While it’s not as much as we had hoped, the Senate’s amendment will generate approximately $3.5 million more every year for local homeless and affordable housing programs throughout Ohio. That’s an increase of eight to nine percent over the current fiscal year. It’s less than the $20 million we advocated for, but it’s the first increase in 16 years and it’s a promising step in the right direction.
Another sign that policymakers are starting to pay more attention to housing issues is a $5 million GRF appropriation to beef up housing efforts targeting youth and pregnant women experiencing homelessness. The amendment was added to the bill at the very end of the budget process at the request of the DeWine Administration after learning about increasing rates of children and pregnant mothers in the homeless system.
Taken together, these two amendments suggest that our message is starting to resonate. And we’re working to keep the momentum going. Earlier this month we coordinated a roundtable discussion on housing insecurity at the Menwa Senior Apartments in Wadsworth. Senate President Larry Obhof (R-Medina), who joined us at the event along with Reps. Darrell Kick (R-Loudenville) and Steve Hambly (R-Brunswick), was a key ally in the Housing Trust Fund expansion. We also joined the YMCA of Central Ohio to show Sen. Stephanie Kunze (R-Hilliard) and Rep. Mary Lightbody (D-Westerville) firsthand how supportive housing at Franklin Station helps stabilize some of their most vulnerable constituents. We also helped coordinate housing events in Findlay, Toledo and Columbus in recent months.
We’re also meeting with DeWine administration officials to ensure that the new funding for youth homelessness gets spent wisely. And we’re still encouraging the administration to do more to reverse rising homelessness among children by investing a portion of Ohio’s federal Temporary Assistance to Needy Families funding on rapid rehousing.
Meanwhile, there have been some promising developments on the federal budget for housing and homeless programs in the past month, but nothing has been finalized yet. We’re also encouraged by forthcoming legislation to reduce the negative impact of eviction on low-income tenants.

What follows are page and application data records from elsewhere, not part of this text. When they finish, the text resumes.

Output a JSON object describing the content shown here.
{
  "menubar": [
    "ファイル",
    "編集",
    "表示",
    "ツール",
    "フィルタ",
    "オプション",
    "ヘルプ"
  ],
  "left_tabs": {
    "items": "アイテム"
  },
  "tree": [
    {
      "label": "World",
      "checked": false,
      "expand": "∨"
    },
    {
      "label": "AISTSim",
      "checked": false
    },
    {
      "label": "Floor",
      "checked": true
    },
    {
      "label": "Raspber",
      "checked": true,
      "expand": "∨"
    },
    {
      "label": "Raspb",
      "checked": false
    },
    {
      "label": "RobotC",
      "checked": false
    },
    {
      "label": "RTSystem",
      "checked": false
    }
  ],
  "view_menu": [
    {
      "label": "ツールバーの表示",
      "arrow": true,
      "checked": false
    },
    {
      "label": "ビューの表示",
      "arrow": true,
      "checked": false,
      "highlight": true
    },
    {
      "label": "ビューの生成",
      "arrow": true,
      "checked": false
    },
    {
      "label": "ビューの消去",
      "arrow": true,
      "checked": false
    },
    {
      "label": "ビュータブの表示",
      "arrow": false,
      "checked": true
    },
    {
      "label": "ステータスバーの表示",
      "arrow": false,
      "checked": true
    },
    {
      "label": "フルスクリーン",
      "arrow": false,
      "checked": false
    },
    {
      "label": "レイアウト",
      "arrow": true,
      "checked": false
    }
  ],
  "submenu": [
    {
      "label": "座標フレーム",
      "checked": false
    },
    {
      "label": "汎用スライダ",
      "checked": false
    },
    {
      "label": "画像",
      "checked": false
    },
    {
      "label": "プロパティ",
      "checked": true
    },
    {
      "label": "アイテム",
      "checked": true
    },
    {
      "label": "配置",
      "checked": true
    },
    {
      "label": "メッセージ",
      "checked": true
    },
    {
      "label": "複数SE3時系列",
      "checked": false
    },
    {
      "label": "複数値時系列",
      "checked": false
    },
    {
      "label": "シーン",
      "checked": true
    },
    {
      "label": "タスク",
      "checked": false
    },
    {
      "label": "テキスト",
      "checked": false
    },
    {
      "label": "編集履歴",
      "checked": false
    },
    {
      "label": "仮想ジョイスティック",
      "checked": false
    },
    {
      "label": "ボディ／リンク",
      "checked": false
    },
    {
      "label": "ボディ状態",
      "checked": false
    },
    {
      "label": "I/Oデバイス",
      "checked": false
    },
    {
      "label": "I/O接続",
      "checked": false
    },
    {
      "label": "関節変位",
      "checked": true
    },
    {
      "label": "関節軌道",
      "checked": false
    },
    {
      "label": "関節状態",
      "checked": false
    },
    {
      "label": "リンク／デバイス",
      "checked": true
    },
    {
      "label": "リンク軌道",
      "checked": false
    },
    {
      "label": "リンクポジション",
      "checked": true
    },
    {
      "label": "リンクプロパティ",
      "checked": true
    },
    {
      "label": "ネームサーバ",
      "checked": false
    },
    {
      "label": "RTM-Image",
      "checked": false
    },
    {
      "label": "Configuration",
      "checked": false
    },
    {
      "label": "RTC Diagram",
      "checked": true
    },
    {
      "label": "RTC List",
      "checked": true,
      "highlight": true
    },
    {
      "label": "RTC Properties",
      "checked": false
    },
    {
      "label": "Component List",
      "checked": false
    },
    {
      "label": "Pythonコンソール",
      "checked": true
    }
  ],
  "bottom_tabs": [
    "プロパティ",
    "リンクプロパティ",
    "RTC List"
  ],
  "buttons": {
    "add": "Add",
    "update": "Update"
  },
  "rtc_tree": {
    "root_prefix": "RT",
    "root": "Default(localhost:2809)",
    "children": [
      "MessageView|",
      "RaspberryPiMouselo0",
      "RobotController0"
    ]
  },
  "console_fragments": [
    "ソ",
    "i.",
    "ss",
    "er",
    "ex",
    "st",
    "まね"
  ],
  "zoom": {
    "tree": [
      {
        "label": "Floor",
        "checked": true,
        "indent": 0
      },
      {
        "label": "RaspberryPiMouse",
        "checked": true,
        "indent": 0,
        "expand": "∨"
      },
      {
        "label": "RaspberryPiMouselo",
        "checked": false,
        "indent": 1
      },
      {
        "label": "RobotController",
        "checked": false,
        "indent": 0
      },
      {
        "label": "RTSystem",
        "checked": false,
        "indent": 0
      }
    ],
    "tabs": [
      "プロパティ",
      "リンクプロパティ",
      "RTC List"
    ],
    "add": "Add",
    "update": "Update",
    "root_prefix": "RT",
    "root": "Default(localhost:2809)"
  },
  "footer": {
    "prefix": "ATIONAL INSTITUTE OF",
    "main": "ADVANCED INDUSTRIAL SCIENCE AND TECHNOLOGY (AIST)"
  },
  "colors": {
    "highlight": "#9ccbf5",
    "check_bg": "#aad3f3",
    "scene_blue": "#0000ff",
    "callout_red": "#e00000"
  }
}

On the downside, we’ve been fighting backward and self-defeating rules at HUD. Congress is still in recess, so now is a great time to weigh in on these important issues with your senators and representatives.
On that note, I want to personally thank everyone who picked up the phone or sent an email to their elected officials over the past several months. I bug politicians all the time, but when they hear several constituents asking them to do something specific about housing insecurity in their own districts, sometimes it makes all the difference.
That’s all for now. Click on the links below to read more details about these topics and other things we’ve been working on over the summer.
Thanks for helping house Ohio,